Below, you’ll find various bike storage solutions, each with their own pros and cons. Choosing the right one for you will hinge very much on your living space—the room you have available and the number of bikes you want to store.
Floor stands are a practical solution to bike storage, whether inside the home or in a garage. One appealing benefit is the lack of DIY required, particularly in homes with near-impenetrable walls.
Provided the bikes in question aren’t filthy, floor stands can even look quite arty in a modern apartment.
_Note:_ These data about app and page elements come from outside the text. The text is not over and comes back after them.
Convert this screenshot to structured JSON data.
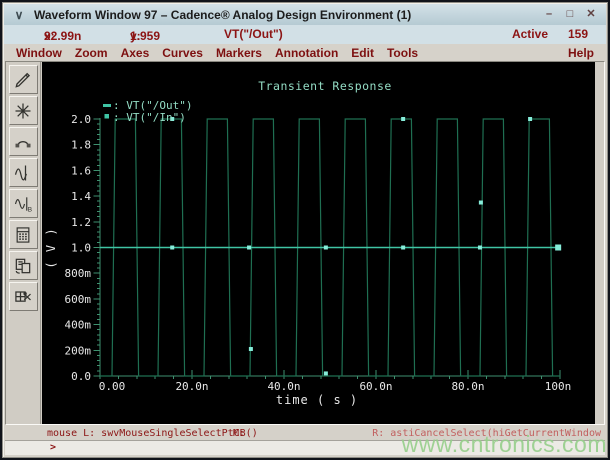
{
  "window": {
    "title": "Waveform Window 97 – Cadence® Analog Design Environment (1)",
    "controls": {
      "menu": "∨",
      "minimize": "–",
      "maximize": "□",
      "close": "✕"
    }
  },
  "readout": {
    "x_label": "x:",
    "x_value": "92.99n",
    "y_label": "y:",
    "y_value": "1.959",
    "signal": "VT(\"/Out\")",
    "active_label": "Active",
    "active_count": "159"
  },
  "menubar": {
    "items": [
      "Window",
      "Zoom",
      "Axes",
      "Curves",
      "Markers",
      "Annotation",
      "Edit",
      "Tools"
    ],
    "help": "Help"
  },
  "toolbar": {
    "icons": [
      "probe-pen-icon",
      "zoom-fit-star-icon",
      "strip-mode-icon",
      "marker-wave-icon",
      "spectrum-sine-b-icon",
      "calculator-icon",
      "copy-window-icon",
      "delete-subwindow-icon"
    ]
  },
  "statusbar": {
    "left": "mouse L: swvMouseSingleSelectPtCB()",
    "middle": "M:",
    "right": "R: astiCancelSelect(hiGetCurrentWindow"
  },
  "prompt": ">",
  "watermark": "www.cntronics.com",
  "chart_data": {
    "type": "line",
    "title": "Transient Response",
    "xlabel": "time ( s )",
    "ylabel": "( V )",
    "x_unit": "ns",
    "xlim": [
      0,
      100
    ],
    "ylim": [
      0.0,
      2.0
    ],
    "xtick_labels": [
      "0.00",
      "20.0n",
      "40.0n",
      "60.0n",
      "80.0n",
      "100n"
    ],
    "xtick_values_ns": [
      0,
      20,
      40,
      60,
      80,
      100
    ],
    "minor_xtick_step_ns": 4,
    "ytick_labels": [
      "2.0",
      "1.8",
      "1.6",
      "1.4",
      "1.2",
      "1.0",
      "800m",
      "600m",
      "400m",
      "200m",
      "0.0"
    ],
    "ytick_values_v": [
      2.0,
      1.8,
      1.6,
      1.4,
      1.2,
      1.0,
      0.8,
      0.6,
      0.4,
      0.2,
      0.0
    ],
    "minor_ytick_step_v": 0.04,
    "grid": false,
    "legend_position": "top-left",
    "colors": {
      "background": "#000000",
      "axis": "#3e916f",
      "out_trace": "#1f6f52",
      "in_trace": "#3fc4a4",
      "point_marker": "#86ecd9",
      "plot_text": "#93dcc4",
      "tick_text": "#e8e8e8"
    },
    "series": [
      {
        "name": "VT(\"/Out\")",
        "legend_marker": "dash",
        "shape": "square-wave",
        "period_ns": 10,
        "rise_start_ns": 2.6,
        "edge_ns": 0.7,
        "high_ns": 4.4,
        "v_low": 0.0,
        "v_high": 2.0,
        "marker_points": [
          {
            "t_ns": 15.7,
            "v": 2.0
          },
          {
            "t_ns": 32.8,
            "v": 0.21
          },
          {
            "t_ns": 49.1,
            "v": 0.02
          },
          {
            "t_ns": 65.9,
            "v": 2.0
          },
          {
            "t_ns": 82.8,
            "v": 1.35
          },
          {
            "t_ns": 93.5,
            "v": 2.0
          }
        ]
      },
      {
        "name": "VT(\"/In\")",
        "legend_marker": "square",
        "shape": "constant",
        "level_v": 1.0,
        "marker_points": [
          {
            "t_ns": 15.7,
            "v": 1.0
          },
          {
            "t_ns": 32.4,
            "v": 1.0
          },
          {
            "t_ns": 49.1,
            "v": 1.0
          },
          {
            "t_ns": 65.9,
            "v": 1.0
          },
          {
            "t_ns": 82.6,
            "v": 1.0
          },
          {
            "t_ns": 99.6,
            "v": 1.0
          }
        ]
      }
    ]
  }
}
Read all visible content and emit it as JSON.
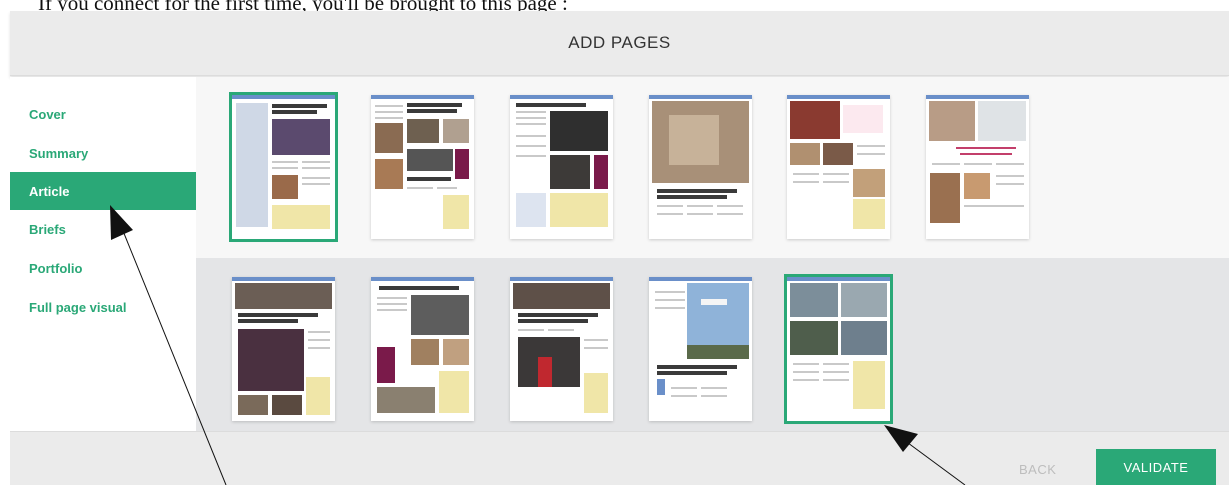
{
  "caption": "If you connect for the first time, you'll be brought to this page :",
  "header": {
    "title": "ADD PAGES"
  },
  "sidebar": {
    "items": [
      {
        "label": "Cover"
      },
      {
        "label": "Summary"
      },
      {
        "label": "Article"
      },
      {
        "label": "Briefs"
      },
      {
        "label": "Portfolio"
      },
      {
        "label": "Full page visual"
      }
    ],
    "active_item": "Article"
  },
  "templates": {
    "row1": [
      {
        "selected": true
      },
      {
        "selected": false
      },
      {
        "selected": false
      },
      {
        "selected": false
      },
      {
        "selected": false
      },
      {
        "selected": false
      }
    ],
    "row2": [
      {
        "selected": false
      },
      {
        "selected": false
      },
      {
        "selected": false
      },
      {
        "selected": false
      },
      {
        "selected": true
      }
    ]
  },
  "footer": {
    "back_label": "BACK",
    "validate_label": "VALIDATE"
  },
  "colors": {
    "accent": "#2aa877",
    "header_bg": "#ebebeb",
    "row2_bg": "#e4e5e7"
  }
}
The Delta Cycle Adjustable Floor Stand is one example of this kind of product.
- Easy to install without drilling and fixing
- No need to lean the bike (especially handy in decorated apartments)
- Easy to insert and remove the bike – no lifting required
- Not ideal if floor space is in short supply
Horizontal Wall Storage
Horizontal wall clamps or hooks are ideal if you only have one or two bikes, especially if you have no garage or shed to install them in.
The award-winning Hiplok AIRLOK Secure Bicycle Storage Hanger hangs your bike horizontally and locks it securely at the same time. No clamp is used, so it’s ideal for expensive carbon frames.
- Preserves valuable floor space by holding your bike flat against a wall
- Keeps the bike upright – no concern over hydraulic brake compatibility
- May incentivize you to clean your bike (!)
- Can be hard to install (check before buying)
Vertical Wall Storage
Hanging a bike vertically can be useful in busy environments such as shops or workshops, where wall space may be at more of a premium than floor space.
A popular example of this is the Topeak Swing-Up DX Bike Holder, which allows you to store your bike at an angle as well as vertically.
- Ideal if you have multiple bikes, as it takes up less wall space
- Installs into tight spaces
- Compatible with most wheel sizes (unlike some stands)
- Needs installing firmly into wall
- Might cause problems with hydraulic disc brakes
Video: Topeak Swing-Up Bike Holder
If you have a home with high ceilings or short occupants, ceiling storage may be an option for your bike(s). A bit like horizontal wall storage, this doesn’t intrude on your floor space.
- Doesn’t intrude at all on living space (or shouldn’t)
- Ideal for multiple bikes
- Various price points to suit different budgets
- Tricky to install for DIY non-enthusiasts
Metal Bike Sheds
For outdoor storage, metal bike sheds are an expensive but effective solution. You can bolster their built-in security with exterior measures like robust gate locks, PIR lights and CCTV.
An example of this type of product is the Hanover Backyard Bike Shed in the U.S. or the Asgard Access E Plus Bike Storage Unit in the U.K.
- Handy storage solution for homes with outdoor space
- Holds 2 to 4 bikes
- Built-in locking systems
- Can be time-consuming to assemble
- Outdoor storage is more vulnerable to theft (use deterrents alongside it)
We’re Not Going To Leave You Hangin’ – Conclusion
The right storage for your bike should leave you plenty of space to live in whilst also keeping your bike secure. It’ll give you peace of mind.
We hope this article answered some of your questions on this topic. Please feel free to leave comments, relate your own experiences or share.
A good bike-storage solution might even incentivize you to do more miles. The easier it is to grab your bike, hop on and go for a ride, the better!